One of the ways that distance education may be changing for the positive is through the development of new and interesting techniques. MOOCs (massively open online courses) have created new learning opportunities for many. Both Stanford and MIT have created certain MOOCs that have shown a high level of participation. MOOCs strive for large-scale interactions in the courses by the use of technology (internet). Many people can take part in a MOOC and all be part of a learning process. One of the keys to any MOOC is the openness of the program. Most courses are free to the public and this greatly increases the numbers that can participate. As far as K12 learning goes, many of the MOOCs are set up by colleges and universities, not high schools or middle schools. This does not mean that MOOCs can not help our K12 students out. MOOCs provide a chance for our K12 students to go deeper into a subject than they would be able to in school or to try out different subjects and programs without having to endure the cost associated with them. Many students may be able to be positively affected by a MOOC if given the chance. I have a lot of interest in what MOOCs may be able to provide to our students in the future and they need to be something we consider for our programs. Not everything our students learn needs to be controlled by the school or their teachers.
As we keep going down the road of integrating technology we do need to be aware of the unintended consequences of technology. There are always unintended consequences of anything we introduce into the classroom but there are some issues specifically connected to technology. These issues may be old ones, like bullying, that are now occurring in different locations and in different ways, cyber bullying. There are also new ones tied specifically into the technology itself, like new issues with equity in the classroom. No matter what I feel we need to take an optimistic view and always strive towards doing what it takes to help our students. We should be aware of any unintended consequences that arise but we should not let the fear of them keep us from trying. No one ever succeeded without trying.

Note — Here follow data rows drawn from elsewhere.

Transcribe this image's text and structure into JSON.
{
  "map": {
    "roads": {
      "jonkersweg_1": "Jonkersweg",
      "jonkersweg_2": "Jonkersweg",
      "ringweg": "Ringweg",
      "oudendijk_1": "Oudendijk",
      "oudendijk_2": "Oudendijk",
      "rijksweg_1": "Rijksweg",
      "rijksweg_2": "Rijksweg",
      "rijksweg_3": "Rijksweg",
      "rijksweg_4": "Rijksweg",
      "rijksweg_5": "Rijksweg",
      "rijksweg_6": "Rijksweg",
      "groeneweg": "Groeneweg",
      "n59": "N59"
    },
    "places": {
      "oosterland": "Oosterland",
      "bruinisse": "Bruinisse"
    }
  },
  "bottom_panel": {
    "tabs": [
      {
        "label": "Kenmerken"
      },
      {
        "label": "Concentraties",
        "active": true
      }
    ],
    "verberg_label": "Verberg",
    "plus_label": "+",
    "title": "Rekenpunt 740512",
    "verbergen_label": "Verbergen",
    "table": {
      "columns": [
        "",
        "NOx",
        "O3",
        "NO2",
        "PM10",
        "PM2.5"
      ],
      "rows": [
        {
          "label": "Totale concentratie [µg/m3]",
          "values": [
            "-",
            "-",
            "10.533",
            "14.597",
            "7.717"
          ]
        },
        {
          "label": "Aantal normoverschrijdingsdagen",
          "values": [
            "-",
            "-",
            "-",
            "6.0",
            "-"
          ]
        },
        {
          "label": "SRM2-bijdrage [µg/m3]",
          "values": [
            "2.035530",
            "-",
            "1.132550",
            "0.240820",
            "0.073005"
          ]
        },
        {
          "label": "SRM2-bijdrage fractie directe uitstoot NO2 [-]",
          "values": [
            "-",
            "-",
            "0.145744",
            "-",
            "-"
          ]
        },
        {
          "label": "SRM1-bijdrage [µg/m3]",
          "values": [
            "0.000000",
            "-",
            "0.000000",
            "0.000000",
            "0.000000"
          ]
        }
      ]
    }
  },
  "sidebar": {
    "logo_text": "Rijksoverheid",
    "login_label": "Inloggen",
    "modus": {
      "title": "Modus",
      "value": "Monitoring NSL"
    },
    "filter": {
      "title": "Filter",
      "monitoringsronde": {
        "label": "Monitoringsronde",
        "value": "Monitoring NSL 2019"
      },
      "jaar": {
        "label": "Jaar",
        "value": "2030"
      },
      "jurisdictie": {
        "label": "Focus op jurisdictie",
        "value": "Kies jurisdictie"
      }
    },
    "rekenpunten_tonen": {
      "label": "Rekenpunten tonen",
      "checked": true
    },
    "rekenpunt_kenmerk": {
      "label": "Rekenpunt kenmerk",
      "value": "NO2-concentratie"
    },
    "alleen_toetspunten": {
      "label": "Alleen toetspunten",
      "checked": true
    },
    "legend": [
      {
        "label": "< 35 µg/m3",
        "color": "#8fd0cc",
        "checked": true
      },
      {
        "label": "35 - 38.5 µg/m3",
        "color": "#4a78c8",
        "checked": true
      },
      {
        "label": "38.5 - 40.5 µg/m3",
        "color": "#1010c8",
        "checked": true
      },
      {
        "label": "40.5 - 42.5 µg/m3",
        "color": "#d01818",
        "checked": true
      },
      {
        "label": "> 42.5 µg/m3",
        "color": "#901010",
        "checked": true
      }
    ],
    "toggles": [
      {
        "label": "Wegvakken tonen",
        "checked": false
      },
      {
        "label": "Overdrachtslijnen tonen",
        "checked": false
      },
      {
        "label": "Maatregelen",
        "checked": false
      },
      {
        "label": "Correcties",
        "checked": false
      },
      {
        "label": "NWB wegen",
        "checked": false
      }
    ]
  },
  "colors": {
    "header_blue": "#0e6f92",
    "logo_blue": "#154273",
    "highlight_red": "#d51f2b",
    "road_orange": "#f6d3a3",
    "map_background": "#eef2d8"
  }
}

Solomon, G, and N Allen. “Introduction: Educational technology and equity.” Toward digital equity: Bridging the divide in education (2003).
Warschauer, Mark, Michele Knobel, and Leeann Stone. “Technology and equity in schooling: Deconstructing the digital divide.” Educational Policy 18.4 (2004): 562-588.
Solomon, Gwen. “Digital Equity: It’s Not Just about Access Anymore.” Technology & Learning 22.9 (2002): 18-20, 22-24, 26.
Talbott, “Do We Really Want a Global Village?” from The Future Does Not Compute
Natriello, Gary. “Modest changes, revolutionary possibilities: Distance learning and the future of education.” The Teachers College Record 107.8 (2005): 1885-1904.